This set of screenshots shows the trigger itself. The main component is a circle track (A). It is divided into four segments using path based signals. A train travels the circle (B). Two waypoints are used to keep it moving. The length of the train is such that it almost covers three segments of the circle. Finally, each segment has an exit (C). To show the concept, a traffic light has been added to each track. When the train moves, each of the lights will shortly jump to green.

A: Segmented circle track

B: Segmented circle track with train

C: Final trigger with collectors

Now the trigger is connected to a high yield station. The station has 16 platform each 9 tiles in length. Four tracks leave the station. Later they are merged to two track:

Final trigger connected to station

Notice how the monorail an the magnetic tracks are connected. Each track leaving the station is connected with one segment of the trigger. Right after this connection a normal signal is placed. This way the trigger is able to stop trains from exiting the station.

Timing in this setup is crucial! Depending on the type and size of trains the exact size of the trigger must be changed. Steel trains are heavy. Hence the trigger must be slow. This is achieved by having very sharp turns in the trigger's circle tracks. As a result, the train travels at 131 km/h.

At a similar station, there are also 16 platforms each with 9 tiles. But the trains transport goods which are much lighter than steel. Hence the trigger's time gaps can be shorter. This is achieved by having a circle track with less sharp turn. As a result, the train travels at 226 km/h.

Faster trigger

Step-by-Step-Merge

A Step-by-Step-Merge is an easy way to merge several tracks, usually from a station, one by one into each other, until only the main line is left.

The first task is to get trains out of the station as quickly as possible. Platform room is precious, and a train needs to clear the station completely, before the next one can enter. We do this by providing one exit lane for every platform, and it should be about 150% of the length of the longest train. Add a path signal on the first track behind the station in order to clear the platform for the next train. Common errors here might be to miss one of the path signs, or designing the exit lanes too long or too short.

Make sure trains can clear the depot quickly

Next we start with a merge. You can merge on a straight track, but it's easiest and usually most efficient to merge in a turn. Make sure to place a path signal on every exit lane, as close to the merge as possible - but do not place a signal after the merge. Make sure that there is again plenty of room for trains to accelerate after every merge, about 150% of the longest train. Do not place any additional signals here, not even pathing signals. All following merges are designed the same way.

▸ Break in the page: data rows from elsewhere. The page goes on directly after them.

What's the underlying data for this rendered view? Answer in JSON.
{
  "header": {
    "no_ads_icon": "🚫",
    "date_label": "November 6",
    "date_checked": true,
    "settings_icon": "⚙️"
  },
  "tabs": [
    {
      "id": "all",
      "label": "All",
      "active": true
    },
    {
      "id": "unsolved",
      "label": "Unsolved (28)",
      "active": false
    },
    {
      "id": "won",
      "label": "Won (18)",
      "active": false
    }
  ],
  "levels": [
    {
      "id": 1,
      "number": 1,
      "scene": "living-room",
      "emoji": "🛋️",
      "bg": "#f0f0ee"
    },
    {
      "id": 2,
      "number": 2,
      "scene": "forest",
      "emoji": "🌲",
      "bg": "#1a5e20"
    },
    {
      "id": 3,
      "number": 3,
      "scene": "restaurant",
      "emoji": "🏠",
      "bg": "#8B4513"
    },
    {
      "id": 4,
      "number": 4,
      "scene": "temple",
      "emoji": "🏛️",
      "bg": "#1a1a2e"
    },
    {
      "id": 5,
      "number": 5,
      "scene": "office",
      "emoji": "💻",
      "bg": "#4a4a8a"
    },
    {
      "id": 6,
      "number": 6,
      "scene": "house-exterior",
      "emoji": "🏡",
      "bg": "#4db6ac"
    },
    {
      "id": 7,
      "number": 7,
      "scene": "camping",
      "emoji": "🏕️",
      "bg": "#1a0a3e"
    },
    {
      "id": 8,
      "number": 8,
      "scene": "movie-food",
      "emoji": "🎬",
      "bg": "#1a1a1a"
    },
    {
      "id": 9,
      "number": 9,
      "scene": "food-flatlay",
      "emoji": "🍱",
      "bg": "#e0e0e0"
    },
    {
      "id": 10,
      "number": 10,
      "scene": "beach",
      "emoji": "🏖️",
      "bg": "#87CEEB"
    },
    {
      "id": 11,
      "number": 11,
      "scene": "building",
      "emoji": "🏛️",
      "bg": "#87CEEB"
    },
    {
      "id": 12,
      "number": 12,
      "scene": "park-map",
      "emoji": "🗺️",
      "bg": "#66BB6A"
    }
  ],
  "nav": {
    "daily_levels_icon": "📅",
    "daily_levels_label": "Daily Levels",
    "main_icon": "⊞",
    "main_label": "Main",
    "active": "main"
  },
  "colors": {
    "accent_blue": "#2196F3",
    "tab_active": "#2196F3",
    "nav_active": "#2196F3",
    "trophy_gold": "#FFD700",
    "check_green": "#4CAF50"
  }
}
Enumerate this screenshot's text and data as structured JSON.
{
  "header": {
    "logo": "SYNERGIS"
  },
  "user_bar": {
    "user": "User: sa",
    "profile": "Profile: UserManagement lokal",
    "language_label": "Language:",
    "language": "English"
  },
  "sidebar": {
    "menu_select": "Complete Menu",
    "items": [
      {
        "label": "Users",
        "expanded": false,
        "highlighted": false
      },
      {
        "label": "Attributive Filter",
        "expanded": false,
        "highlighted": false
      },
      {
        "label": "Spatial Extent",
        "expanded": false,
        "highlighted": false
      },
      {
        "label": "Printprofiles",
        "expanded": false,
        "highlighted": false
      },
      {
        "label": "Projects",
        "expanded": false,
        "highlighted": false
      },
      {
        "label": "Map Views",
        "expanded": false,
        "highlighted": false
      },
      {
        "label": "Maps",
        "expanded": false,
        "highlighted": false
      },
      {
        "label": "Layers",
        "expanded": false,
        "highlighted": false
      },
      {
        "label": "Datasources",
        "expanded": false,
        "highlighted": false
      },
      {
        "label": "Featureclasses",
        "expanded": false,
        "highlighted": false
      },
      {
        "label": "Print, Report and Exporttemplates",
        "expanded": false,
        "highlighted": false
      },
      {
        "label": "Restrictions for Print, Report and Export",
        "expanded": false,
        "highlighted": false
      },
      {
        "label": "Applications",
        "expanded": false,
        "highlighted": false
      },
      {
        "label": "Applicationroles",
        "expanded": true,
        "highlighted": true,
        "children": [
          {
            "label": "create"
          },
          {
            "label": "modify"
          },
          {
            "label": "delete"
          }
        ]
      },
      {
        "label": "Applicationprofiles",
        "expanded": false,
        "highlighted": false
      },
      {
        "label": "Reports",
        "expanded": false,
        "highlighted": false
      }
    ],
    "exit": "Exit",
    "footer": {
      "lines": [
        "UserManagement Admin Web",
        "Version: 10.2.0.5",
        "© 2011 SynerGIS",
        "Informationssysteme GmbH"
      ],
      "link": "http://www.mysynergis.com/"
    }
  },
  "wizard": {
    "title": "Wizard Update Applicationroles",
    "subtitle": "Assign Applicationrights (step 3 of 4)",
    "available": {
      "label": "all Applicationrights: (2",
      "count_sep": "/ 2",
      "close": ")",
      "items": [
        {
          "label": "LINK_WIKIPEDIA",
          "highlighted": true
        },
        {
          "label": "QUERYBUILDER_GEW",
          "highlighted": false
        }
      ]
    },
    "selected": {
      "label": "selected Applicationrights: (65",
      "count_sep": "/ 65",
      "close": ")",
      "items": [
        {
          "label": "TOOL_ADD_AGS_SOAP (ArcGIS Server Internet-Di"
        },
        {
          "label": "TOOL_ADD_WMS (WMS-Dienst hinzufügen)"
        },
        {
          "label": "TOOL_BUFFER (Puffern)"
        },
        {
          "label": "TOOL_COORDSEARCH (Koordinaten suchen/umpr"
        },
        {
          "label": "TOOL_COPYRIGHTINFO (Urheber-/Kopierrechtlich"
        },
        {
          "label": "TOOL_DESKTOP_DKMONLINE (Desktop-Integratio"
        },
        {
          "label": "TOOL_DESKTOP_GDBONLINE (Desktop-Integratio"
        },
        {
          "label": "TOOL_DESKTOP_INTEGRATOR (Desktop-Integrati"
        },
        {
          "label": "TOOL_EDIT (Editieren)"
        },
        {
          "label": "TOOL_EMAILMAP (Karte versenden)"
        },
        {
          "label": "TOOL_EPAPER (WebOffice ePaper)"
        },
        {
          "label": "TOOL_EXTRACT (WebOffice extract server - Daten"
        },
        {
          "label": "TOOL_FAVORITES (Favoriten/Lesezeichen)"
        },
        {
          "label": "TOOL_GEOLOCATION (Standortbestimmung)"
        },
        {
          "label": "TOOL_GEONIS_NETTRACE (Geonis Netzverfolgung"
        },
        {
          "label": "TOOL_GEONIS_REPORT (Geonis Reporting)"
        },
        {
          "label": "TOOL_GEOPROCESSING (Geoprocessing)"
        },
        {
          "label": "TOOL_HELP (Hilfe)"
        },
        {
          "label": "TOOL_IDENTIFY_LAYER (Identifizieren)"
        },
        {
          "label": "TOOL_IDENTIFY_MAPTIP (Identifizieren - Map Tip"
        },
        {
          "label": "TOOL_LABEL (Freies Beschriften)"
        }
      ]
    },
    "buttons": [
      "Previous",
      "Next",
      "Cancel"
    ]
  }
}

Merging 8 to 4

Merging 4 to 2

The nicest aspect about this merge layout is, that it actually works best under high traffic or even jam conditions: Once one train [A] clears the merge, the other tracks train [B] is allowed to accelerate. But the first train also cleared it's own segment, which permits one of the trains [C] from the merge behind to accelerate. Thus, you have two trains accelerating at the same time. This way, trains synchronize up to the station.

Train A allowing B and C to accelerate synchronously

The example shown here handles traffic generated by 80 trains and 25000 crates of goods.